(Exercise input begins)

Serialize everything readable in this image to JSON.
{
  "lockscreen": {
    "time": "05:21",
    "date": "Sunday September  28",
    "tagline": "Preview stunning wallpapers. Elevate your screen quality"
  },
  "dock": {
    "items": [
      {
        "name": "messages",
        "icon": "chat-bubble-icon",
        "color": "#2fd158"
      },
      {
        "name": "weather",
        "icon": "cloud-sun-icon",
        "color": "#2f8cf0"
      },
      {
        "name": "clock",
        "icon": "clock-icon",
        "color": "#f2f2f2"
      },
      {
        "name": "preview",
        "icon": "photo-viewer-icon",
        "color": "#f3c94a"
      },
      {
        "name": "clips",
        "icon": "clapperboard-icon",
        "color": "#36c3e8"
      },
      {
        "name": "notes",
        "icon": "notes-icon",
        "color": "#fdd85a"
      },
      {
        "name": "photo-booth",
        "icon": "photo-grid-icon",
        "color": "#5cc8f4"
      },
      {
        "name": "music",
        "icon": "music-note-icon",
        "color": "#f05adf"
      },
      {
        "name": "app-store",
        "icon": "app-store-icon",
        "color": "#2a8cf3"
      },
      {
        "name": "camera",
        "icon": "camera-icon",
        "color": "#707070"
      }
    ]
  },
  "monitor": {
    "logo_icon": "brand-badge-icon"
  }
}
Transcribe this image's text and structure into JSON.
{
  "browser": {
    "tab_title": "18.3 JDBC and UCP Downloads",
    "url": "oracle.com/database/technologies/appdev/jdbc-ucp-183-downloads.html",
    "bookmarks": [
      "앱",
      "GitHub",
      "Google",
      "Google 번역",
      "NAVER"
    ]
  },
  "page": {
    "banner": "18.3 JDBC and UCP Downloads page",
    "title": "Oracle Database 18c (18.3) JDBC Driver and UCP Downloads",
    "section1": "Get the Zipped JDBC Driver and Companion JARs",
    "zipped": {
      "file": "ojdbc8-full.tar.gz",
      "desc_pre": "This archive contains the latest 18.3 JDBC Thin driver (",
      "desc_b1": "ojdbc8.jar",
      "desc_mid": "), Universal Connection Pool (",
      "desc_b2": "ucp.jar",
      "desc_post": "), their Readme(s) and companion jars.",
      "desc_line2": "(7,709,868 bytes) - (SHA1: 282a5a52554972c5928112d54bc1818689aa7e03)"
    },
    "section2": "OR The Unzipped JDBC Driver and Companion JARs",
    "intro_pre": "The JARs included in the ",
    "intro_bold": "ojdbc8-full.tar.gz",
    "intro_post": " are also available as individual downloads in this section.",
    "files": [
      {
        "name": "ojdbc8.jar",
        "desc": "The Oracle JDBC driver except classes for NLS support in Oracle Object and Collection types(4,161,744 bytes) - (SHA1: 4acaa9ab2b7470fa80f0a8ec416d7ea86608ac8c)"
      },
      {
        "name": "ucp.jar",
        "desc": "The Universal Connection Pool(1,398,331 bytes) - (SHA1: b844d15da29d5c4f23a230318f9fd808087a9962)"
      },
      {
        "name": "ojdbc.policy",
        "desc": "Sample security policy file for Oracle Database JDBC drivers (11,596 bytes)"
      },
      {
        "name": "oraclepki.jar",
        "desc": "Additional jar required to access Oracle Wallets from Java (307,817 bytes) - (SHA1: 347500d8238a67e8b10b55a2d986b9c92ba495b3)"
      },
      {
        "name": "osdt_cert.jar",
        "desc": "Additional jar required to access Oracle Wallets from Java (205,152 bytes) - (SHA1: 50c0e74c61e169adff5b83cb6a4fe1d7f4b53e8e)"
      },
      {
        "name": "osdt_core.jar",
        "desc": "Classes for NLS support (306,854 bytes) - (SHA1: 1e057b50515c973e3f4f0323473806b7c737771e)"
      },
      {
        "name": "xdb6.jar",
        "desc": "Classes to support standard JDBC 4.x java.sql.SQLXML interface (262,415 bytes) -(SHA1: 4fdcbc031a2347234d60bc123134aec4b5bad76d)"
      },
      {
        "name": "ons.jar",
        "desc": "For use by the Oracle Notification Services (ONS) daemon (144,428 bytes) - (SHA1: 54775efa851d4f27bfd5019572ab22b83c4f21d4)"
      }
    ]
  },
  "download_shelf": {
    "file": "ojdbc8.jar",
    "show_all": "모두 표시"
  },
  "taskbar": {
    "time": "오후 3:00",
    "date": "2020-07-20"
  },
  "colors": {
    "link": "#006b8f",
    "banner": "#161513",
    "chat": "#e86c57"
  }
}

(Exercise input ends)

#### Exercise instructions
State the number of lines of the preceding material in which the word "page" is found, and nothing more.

#### Your solution
2